Peace does not happen without action, though. As such, one of our primary goals is to inspire young people to action. In conjunction with our campus partners, we are creating ways for young people to go out and work to create peace in their communities, and to share their knowledge with others. The goal is to make this scalable. Our first campus partners were selected both for having exceptionally motivated student bodies, as well as their being so diverse from each other. Our feeling is this will help us to create programs that will scale, no matter what the campus type.
Throughout our exciting Peace3 program, we have maintained that philosophy of Ubuntu – I am, because we are. This is most evident in that we are working closely with the other two organizations founded by Archbishop Tutu, with our many campus partners, and with luminaries, many whom have their own peace organizations. Our success is their success and their success is ours. So often, organizations can get so focused on their own missions that they feel threatened by the success of others.
At the DTPF, we recognize the journey to peace happens only by engaging others to join us in the walk. What does this look like in your organization? How can your mission be strengthened by joining together with others? How can collective success be found in your community as you work together with other partners for good? Where do you pursue Ubuntu?
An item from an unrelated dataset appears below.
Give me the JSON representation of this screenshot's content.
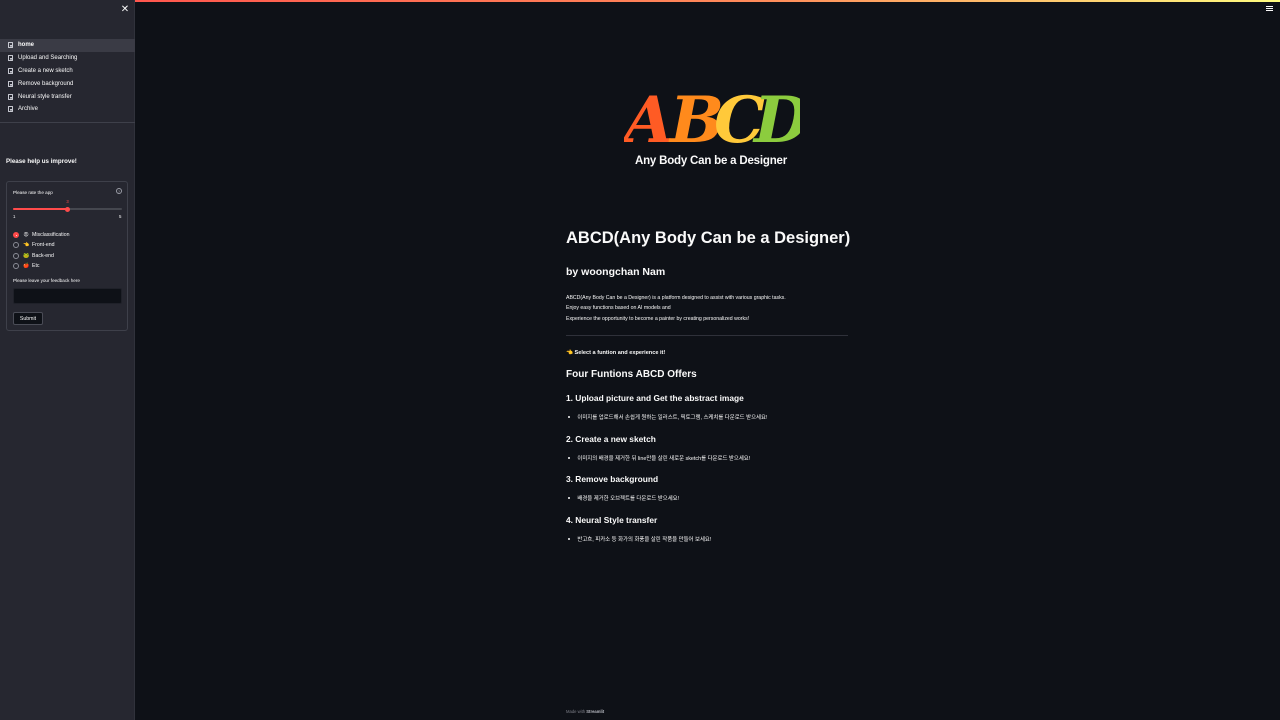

As the Archbishop reminds us, “We are made for goodness. We are made for love. We are made for friendliness. We are made for togetherness. We are made for all of the beautiful things that you and I know. We are made to tell the world that there are no outsiders. All are welcome: black, white, red, yellow, rich, poor, educated, not educated, male, female, gay, straight, all, all, all. We all belong to this family, this human family, God’s family.”
What are the challenges that you seek to overcome? How are you enlisting your community, whatever that may look like and whatever geography that might entail, to join you on this journey of growth? It is by working together that we will achieve the most, and it is by working together that we can make this world a better place.
This article originally appeared in Nonprofit Professional Performance Magazine